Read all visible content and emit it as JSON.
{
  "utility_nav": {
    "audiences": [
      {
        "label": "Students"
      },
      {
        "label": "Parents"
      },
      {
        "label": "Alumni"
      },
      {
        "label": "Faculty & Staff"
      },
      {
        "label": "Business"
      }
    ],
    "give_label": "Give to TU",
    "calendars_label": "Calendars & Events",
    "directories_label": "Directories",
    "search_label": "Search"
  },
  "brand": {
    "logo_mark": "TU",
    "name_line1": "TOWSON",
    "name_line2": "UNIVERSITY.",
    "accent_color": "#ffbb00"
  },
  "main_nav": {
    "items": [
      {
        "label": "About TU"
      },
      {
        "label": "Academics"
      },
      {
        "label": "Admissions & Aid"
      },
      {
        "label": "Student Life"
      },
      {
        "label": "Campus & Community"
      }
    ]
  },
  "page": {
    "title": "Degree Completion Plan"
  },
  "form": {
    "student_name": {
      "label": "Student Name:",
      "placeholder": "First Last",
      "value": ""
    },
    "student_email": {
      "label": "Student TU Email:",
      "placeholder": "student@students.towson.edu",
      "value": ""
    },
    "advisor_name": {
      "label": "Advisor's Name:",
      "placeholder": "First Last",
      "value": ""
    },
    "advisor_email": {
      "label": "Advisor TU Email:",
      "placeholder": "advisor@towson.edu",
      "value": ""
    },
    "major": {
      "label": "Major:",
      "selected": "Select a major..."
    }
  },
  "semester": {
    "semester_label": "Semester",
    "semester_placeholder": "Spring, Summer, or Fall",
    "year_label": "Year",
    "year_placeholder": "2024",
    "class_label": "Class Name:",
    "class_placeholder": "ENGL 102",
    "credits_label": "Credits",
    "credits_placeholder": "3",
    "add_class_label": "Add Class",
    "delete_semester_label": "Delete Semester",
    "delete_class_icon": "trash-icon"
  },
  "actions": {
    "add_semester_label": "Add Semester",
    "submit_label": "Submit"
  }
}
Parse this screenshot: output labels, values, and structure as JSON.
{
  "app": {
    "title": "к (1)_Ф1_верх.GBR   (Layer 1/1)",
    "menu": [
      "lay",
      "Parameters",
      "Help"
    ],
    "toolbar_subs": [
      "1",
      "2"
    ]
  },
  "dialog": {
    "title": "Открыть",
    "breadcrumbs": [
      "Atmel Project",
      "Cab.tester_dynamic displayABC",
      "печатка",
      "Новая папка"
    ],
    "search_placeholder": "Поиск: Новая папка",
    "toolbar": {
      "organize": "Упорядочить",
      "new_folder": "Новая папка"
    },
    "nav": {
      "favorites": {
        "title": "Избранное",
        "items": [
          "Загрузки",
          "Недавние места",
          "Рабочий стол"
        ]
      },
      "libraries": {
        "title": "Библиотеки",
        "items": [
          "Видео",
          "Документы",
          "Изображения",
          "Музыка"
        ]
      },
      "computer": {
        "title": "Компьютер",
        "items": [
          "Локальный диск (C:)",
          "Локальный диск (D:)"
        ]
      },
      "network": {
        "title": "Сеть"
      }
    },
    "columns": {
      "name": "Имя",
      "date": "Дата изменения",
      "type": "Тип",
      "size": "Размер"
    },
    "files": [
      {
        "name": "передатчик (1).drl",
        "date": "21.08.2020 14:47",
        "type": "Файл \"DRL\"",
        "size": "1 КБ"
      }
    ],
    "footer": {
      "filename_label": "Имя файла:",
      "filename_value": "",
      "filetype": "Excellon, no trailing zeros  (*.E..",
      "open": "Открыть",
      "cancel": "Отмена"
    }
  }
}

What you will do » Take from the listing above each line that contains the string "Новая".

Exercise response »
      "Новая папка"
    "search_placeholder": "Поиск: Новая папка",
      "new_folder": "Новая папка"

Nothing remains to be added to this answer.